**Problem to work on:** In the data below, find every line with the word "gmail" and copy it out.

Data shown Start Marker

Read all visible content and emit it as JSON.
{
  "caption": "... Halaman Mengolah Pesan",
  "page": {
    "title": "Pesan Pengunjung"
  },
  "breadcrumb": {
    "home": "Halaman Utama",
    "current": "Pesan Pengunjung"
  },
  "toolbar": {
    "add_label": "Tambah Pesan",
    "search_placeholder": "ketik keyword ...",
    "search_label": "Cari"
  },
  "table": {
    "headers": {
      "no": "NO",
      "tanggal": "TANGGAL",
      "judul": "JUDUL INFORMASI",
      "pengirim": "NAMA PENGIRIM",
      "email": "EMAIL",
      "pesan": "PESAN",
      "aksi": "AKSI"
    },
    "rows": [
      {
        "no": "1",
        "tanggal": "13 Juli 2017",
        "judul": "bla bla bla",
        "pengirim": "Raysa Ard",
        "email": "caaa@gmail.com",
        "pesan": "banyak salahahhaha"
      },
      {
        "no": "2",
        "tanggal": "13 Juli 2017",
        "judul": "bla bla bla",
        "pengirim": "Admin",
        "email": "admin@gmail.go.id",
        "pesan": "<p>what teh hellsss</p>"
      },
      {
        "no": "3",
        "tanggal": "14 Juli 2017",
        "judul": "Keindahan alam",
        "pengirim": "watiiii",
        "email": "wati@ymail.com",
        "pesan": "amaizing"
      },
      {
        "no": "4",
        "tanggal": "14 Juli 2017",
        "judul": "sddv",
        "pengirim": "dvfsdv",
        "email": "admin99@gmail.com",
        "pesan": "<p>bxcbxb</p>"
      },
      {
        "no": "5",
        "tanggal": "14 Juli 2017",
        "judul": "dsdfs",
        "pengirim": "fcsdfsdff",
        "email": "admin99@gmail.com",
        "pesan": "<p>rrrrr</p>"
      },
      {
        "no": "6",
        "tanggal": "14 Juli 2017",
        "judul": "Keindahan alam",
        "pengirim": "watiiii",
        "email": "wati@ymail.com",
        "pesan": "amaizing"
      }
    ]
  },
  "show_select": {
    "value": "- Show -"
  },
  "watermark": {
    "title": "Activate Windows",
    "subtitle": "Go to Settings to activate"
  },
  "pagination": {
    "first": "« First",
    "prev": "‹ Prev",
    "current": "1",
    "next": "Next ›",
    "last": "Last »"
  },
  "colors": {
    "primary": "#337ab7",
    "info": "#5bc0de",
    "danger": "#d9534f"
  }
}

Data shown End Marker

**Worked solution:**
        "email": "caaa@gmail.com",
        "email": "admin@gmail.go.id",
        "email": "admin99@gmail.com",
        "email": "admin99@gmail.com",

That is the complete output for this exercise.